This is a slim novel, however it took time to read, I think because I struggled to follow and so much was left out or quickly resolved. I often forgot what I knew and what was still unanswered. Sadly, too much was left unanswered or when the answer came it was unsatisfactory. For example, Mr. Harding takes on Edgar as a charge. There are many assumptions including that he is the bastard son of Harding’s deceased brother, Charles. But in the end he was actually a replacement for that bastard son who was never found in the chaos post World War II. You never quite understand how exactly Edgar came into the mix and where he was prior to being taken in by Harding.

I was wishing for something more when I started this book, mostly an understanding of life in South Africa post WWII (at least I believe it was set in South Africa). All I think I could gather was that Cressida, her family and Harding were British citizens living somewhere “off the continent.”

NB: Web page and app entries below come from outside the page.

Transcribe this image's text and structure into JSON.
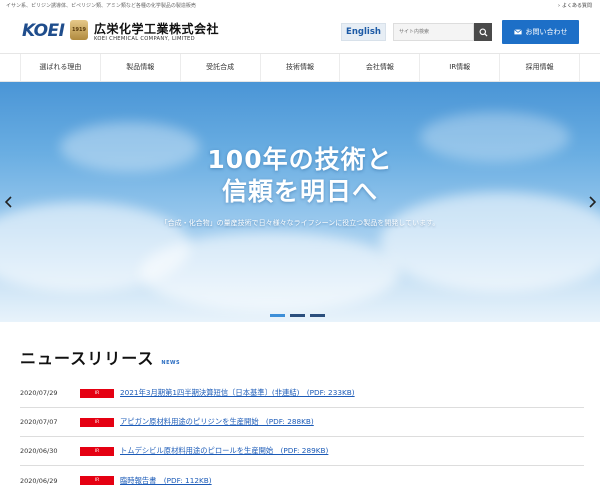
{
  "topbar": {
    "tagline": "イサン系、ピリジン誘導体、ピペリジン類、アミン類など各種の化学製品の製造販売",
    "faq_label": "よくある質問"
  },
  "header": {
    "logo_text": "KOEI",
    "emblem_text": "1919",
    "company_name_jp": "広栄化学工業株式会社",
    "company_name_en": "KOEI CHEMICAL COMPANY, LIMITED",
    "language_button": "English",
    "search_placeholder": "サイト内検索",
    "contact_button": "お問い合わせ"
  },
  "nav": {
    "items": [
      "選ばれる理由",
      "製品情報",
      "受託合成",
      "技術情報",
      "会社情報",
      "IR情報",
      "採用情報"
    ]
  },
  "hero": {
    "title_line1": "100年の技術と",
    "title_line2": "信頼を明日へ",
    "subtitle": "「合成・化合物」の量産技術で日々様々なライフシーンに役立つ製品を開発しています。",
    "active_slide": 1,
    "slide_count": 3
  },
  "news": {
    "title": "ニュースリリース",
    "subtitle": "NEWS",
    "items": [
      {
        "date": "2020/07/29",
        "badge": "IR",
        "text": "2021年3月期第1四半期決算短信〔日本基準〕(非連結)　(PDF: 233KB)"
      },
      {
        "date": "2020/07/07",
        "badge": "IR",
        "text": "アピガン原材料用途のピリジンを生産開始　(PDF: 288KB)"
      },
      {
        "date": "2020/06/30",
        "badge": "IR",
        "text": "トムデシビル原材料用途のピロールを生産開始　(PDF: 289KB)"
      },
      {
        "date": "2020/06/29",
        "badge": "IR",
        "text": "臨時報告書　(PDF: 112KB)"
      }
    ]
  },
  "colors": {
    "brand_blue": "#1f4d8c",
    "accent_blue": "#1d6fc7",
    "ir_badge_red": "#e50012"
  }
}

The story of Cressida and the interest Harding took in her education and well-being was interesting and has been compared to a Pygmalion type relationship. However, at times their relationship rang false and the novel overall seemed to need more of a foundation.